> **ASSIGNED TASK**
Would you reproduce all of the entries below, character for character?

> **DATA LISTING**
+-------+
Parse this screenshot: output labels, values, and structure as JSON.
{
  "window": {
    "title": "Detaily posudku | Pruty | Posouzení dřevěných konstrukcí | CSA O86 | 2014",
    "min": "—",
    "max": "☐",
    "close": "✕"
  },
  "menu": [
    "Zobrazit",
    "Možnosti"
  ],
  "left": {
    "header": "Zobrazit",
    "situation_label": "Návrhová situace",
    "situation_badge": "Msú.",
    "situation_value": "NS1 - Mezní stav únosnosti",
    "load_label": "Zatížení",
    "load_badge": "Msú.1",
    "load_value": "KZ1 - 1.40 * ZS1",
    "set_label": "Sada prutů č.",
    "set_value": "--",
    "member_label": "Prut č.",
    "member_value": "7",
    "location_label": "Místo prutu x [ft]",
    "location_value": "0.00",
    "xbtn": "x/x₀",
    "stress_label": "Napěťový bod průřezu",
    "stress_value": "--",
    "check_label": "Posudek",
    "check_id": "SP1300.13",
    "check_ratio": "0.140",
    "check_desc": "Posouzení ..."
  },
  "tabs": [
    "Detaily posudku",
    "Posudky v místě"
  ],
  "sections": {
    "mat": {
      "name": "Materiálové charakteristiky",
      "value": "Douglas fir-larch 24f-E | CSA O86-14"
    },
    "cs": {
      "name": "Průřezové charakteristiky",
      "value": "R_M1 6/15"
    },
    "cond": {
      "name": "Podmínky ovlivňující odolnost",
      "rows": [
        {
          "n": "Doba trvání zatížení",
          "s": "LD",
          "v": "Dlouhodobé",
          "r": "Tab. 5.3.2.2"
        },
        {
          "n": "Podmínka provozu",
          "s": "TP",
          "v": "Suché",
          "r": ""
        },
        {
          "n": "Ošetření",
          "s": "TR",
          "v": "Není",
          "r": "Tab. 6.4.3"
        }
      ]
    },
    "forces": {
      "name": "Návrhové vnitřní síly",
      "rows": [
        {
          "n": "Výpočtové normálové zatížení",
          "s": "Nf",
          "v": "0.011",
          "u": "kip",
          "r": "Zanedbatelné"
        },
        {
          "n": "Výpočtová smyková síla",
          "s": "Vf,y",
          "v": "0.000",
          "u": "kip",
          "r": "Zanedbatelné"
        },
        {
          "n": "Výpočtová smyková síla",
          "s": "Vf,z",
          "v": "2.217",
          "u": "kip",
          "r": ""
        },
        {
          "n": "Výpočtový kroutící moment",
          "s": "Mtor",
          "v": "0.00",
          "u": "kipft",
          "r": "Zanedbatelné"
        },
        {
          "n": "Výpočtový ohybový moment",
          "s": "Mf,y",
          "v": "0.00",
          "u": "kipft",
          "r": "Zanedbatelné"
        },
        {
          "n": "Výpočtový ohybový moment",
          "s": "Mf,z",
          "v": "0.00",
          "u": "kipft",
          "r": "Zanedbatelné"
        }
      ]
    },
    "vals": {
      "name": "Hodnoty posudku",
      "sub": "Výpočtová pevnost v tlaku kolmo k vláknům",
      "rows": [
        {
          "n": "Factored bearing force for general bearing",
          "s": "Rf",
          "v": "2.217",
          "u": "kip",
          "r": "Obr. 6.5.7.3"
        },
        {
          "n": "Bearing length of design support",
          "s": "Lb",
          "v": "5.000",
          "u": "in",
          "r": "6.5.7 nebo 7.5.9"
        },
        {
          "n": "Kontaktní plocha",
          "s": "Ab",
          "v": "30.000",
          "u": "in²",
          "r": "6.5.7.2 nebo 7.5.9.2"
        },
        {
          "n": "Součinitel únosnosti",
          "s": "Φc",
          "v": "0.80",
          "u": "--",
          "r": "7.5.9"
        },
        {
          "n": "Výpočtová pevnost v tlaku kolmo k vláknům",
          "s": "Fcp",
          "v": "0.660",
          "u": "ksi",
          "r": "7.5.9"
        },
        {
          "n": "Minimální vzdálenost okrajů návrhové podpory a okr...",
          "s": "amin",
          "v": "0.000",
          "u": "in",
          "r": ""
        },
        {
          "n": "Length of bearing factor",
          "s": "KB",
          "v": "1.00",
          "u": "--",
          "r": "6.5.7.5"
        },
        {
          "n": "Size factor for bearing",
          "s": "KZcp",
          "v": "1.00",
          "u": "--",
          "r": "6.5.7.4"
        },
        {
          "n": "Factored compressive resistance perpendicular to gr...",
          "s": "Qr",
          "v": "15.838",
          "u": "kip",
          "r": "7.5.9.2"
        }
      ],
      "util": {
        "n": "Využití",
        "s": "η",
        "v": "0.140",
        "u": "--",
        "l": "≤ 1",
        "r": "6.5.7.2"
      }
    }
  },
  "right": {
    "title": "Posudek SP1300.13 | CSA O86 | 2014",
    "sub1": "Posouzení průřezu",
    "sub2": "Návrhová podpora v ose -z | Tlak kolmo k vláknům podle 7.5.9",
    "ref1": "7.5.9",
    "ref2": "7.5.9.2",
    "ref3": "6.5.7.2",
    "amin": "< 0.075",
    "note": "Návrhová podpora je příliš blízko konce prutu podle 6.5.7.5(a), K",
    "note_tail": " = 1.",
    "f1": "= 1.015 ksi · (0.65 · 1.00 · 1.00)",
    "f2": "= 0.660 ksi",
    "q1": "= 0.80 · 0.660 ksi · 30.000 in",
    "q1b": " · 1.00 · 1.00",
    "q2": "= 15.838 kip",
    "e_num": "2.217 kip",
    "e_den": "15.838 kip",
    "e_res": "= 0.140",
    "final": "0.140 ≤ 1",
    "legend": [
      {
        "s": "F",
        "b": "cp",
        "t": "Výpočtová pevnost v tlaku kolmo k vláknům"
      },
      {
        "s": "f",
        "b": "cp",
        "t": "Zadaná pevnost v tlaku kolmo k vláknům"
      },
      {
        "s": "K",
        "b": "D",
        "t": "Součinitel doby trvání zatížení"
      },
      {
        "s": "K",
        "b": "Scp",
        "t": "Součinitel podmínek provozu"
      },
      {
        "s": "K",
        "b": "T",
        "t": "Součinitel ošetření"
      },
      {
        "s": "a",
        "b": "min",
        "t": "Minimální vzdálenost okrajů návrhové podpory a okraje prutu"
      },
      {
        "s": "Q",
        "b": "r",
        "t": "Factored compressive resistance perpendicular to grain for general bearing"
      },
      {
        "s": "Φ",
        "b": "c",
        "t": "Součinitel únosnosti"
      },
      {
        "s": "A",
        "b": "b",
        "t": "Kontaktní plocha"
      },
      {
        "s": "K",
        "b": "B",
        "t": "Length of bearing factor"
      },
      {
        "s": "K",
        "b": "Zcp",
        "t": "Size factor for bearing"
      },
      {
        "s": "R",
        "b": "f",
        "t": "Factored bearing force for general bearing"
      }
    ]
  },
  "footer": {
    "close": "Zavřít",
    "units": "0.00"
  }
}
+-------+
> **WRITTEN ANSWER**
Parse this screenshot: output labels, values, and structure as JSON.
{
  "window": {
    "title": "Detaily posudku | Pruty | Posouzení dřevěných konstrukcí | CSA O86 | 2014",
    "min": "—",
    "max": "☐",
    "close": "✕"
  },
  "menu": [
    "Zobrazit",
    "Možnosti"
  ],
  "left": {
    "header": "Zobrazit",
    "situation_label": "Návrhová situace",
    "situation_badge": "Msú.",
    "situation_value": "NS1 - Mezní stav únosnosti",
    "load_label": "Zatížení",
    "load_badge": "Msú.1",
    "load_value": "KZ1 - 1.40 * ZS1",
    "set_label": "Sada prutů č.",
    "set_value": "--",
    "member_label": "Prut č.",
    "member_value": "7",
    "location_label": "Místo prutu x [ft]",
    "location_value": "0.00",
    "xbtn": "x/x₀",
    "stress_label": "Napěťový bod průřezu",
    "stress_value": "--",
    "check_label": "Posudek",
    "check_id": "SP1300.13",
    "check_ratio": "0.140",
    "check_desc": "Posouzení ..."
  },
  "tabs": [
    "Detaily posudku",
    "Posudky v místě"
  ],
  "sections": {
    "mat": {
      "name": "Materiálové charakteristiky",
      "value": "Douglas fir-larch 24f-E | CSA O86-14"
    },
    "cs": {
      "name": "Průřezové charakteristiky",
      "value": "R_M1 6/15"
    },
    "cond": {
      "name": "Podmínky ovlivňující odolnost",
      "rows": [
        {
          "n": "Doba trvání zatížení",
          "s": "LD",
          "v": "Dlouhodobé",
          "r": "Tab. 5.3.2.2"
        },
        {
          "n": "Podmínka provozu",
          "s": "TP",
          "v": "Suché",
          "r": ""
        },
        {
          "n": "Ošetření",
          "s": "TR",
          "v": "Není",
          "r": "Tab. 6.4.3"
        }
      ]
    },
    "forces": {
      "name": "Návrhové vnitřní síly",
      "rows": [
        {
          "n": "Výpočtové normálové zatížení",
          "s": "Nf",
          "v": "0.011",
          "u": "kip",
          "r": "Zanedbatelné"
        },
        {
          "n": "Výpočtová smyková síla",
          "s": "Vf,y",
          "v": "0.000",
          "u": "kip",
          "r": "Zanedbatelné"
        },
        {
          "n": "Výpočtová smyková síla",
          "s": "Vf,z",
          "v": "2.217",
          "u": "kip",
          "r": ""
        },
        {
          "n": "Výpočtový kroutící moment",
          "s": "Mtor",
          "v": "0.00",
          "u": "kipft",
          "r": "Zanedbatelné"
        },
        {
          "n": "Výpočtový ohybový moment",
          "s": "Mf,y",
          "v": "0.00",
          "u": "kipft",
          "r": "Zanedbatelné"
        },
        {
          "n": "Výpočtový ohybový moment",
          "s": "Mf,z",
          "v": "0.00",
          "u": "kipft",
          "r": "Zanedbatelné"
        }
      ]
    },
    "vals": {
      "name": "Hodnoty posudku",
      "sub": "Výpočtová pevnost v tlaku kolmo k vláknům",
      "rows": [
        {
          "n": "Factored bearing force for general bearing",
          "s": "Rf",
          "v": "2.217",
          "u": "kip",
          "r": "Obr. 6.5.7.3"
        },
        {
          "n": "Bearing length of design support",
          "s": "Lb",
          "v": "5.000",
          "u": "in",
          "r": "6.5.7 nebo 7.5.9"
        },
        {
          "n": "Kontaktní plocha",
          "s": "Ab",
          "v": "30.000",
          "u": "in²",
          "r": "6.5.7.2 nebo 7.5.9.2"
        },
        {
          "n": "Součinitel únosnosti",
          "s": "Φc",
          "v": "0.80",
          "u": "--",
          "r": "7.5.9"
        },
        {
          "n": "Výpočtová pevnost v tlaku kolmo k vláknům",
          "s": "Fcp",
          "v": "0.660",
          "u": "ksi",
          "r": "7.5.9"
        },
        {
          "n": "Minimální vzdálenost okrajů návrhové podpory a okr...",
          "s": "amin",
          "v": "0.000",
          "u": "in",
          "r": ""
        },
        {
          "n": "Length of bearing factor",
          "s": "KB",
          "v": "1.00",
          "u": "--",
          "r": "6.5.7.5"
        },
        {
          "n": "Size factor for bearing",
          "s": "KZcp",
          "v": "1.00",
          "u": "--",
          "r": "6.5.7.4"
        },
        {
          "n": "Factored compressive resistance perpendicular to gr...",
          "s": "Qr",
          "v": "15.838",
          "u": "kip",
          "r": "7.5.9.2"
        }
      ],
      "util": {
        "n": "Využití",
        "s": "η",
        "v": "0.140",
        "u": "--",
        "l": "≤ 1",
        "r": "6.5.7.2"
      }
    }
  },
  "right": {
    "title": "Posudek SP1300.13 | CSA O86 | 2014",
    "sub1": "Posouzení průřezu",
    "sub2": "Návrhová podpora v ose -z | Tlak kolmo k vláknům podle 7.5.9",
    "ref1": "7.5.9",
    "ref2": "7.5.9.2",
    "ref3": "6.5.7.2",
    "amin": "< 0.075",
    "note": "Návrhová podpora je příliš blízko konce prutu podle 6.5.7.5(a), K",
    "note_tail": " = 1.",
    "f1": "= 1.015 ksi · (0.65 · 1.00 · 1.00)",
    "f2": "= 0.660 ksi",
    "q1": "= 0.80 · 0.660 ksi · 30.000 in",
    "q1b": " · 1.00 · 1.00",
    "q2": "= 15.838 kip",
    "e_num": "2.217 kip",
    "e_den": "15.838 kip",
    "e_res": "= 0.140",
    "final": "0.140 ≤ 1",
    "legend": [
      {
        "s": "F",
        "b": "cp",
        "t": "Výpočtová pevnost v tlaku kolmo k vláknům"
      },
      {
        "s": "f",
        "b": "cp",
        "t": "Zadaná pevnost v tlaku kolmo k vláknům"
      },
      {
        "s": "K",
        "b": "D",
        "t": "Součinitel doby trvání zatížení"
      },
      {
        "s": "K",
        "b": "Scp",
        "t": "Součinitel podmínek provozu"
      },
      {
        "s": "K",
        "b": "T",
        "t": "Součinitel ošetření"
      },
      {
        "s": "a",
        "b": "min",
        "t": "Minimální vzdálenost okrajů návrhové podpory a okraje prutu"
      },
      {
        "s": "Q",
        "b": "r",
        "t": "Factored compressive resistance perpendicular to grain for general bearing"
      },
      {
        "s": "Φ",
        "b": "c",
        "t": "Součinitel únosnosti"
      },
      {
        "s": "A",
        "b": "b",
        "t": "Kontaktní plocha"
      },
      {
        "s": "K",
        "b": "B",
        "t": "Length of bearing factor"
      },
      {
        "s": "K",
        "b": "Zcp",
        "t": "Size factor for bearing"
      },
      {
        "s": "R",
        "b": "f",
        "t": "Factored bearing force for general bearing"
      }
    ]
  },
  "footer": {
    "close": "Zavřít",
    "units": "0.00"
  }
}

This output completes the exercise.